=== TASK REQUIREMENTS ===
Every line holding the word "руководителей" should be copied from the material.
*** Block opens ***
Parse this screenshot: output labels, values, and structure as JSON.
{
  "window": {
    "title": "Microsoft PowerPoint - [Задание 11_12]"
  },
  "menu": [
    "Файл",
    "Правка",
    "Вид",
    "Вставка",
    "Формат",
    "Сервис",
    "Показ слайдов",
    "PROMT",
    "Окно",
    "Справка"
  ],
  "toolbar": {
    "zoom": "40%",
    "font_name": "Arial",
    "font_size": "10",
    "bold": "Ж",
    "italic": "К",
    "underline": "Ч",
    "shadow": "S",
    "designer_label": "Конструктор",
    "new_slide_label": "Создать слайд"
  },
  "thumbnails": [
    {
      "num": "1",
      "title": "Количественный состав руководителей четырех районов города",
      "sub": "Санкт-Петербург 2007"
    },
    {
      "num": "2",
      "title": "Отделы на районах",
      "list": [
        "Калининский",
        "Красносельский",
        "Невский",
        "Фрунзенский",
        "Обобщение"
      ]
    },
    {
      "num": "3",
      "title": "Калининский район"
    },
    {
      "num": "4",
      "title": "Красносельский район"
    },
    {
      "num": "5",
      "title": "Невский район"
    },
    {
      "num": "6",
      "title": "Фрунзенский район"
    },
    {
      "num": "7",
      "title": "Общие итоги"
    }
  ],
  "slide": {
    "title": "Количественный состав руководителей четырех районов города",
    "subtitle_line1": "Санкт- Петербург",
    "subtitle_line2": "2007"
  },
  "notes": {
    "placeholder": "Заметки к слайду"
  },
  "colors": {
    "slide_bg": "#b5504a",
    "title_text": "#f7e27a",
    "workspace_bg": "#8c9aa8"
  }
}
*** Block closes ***
=== THE COMPLETED TASK ===
      "title": "Количественный состав руководителей четырех районов города",
    "title": "Количественный состав руководителей четырех районов города",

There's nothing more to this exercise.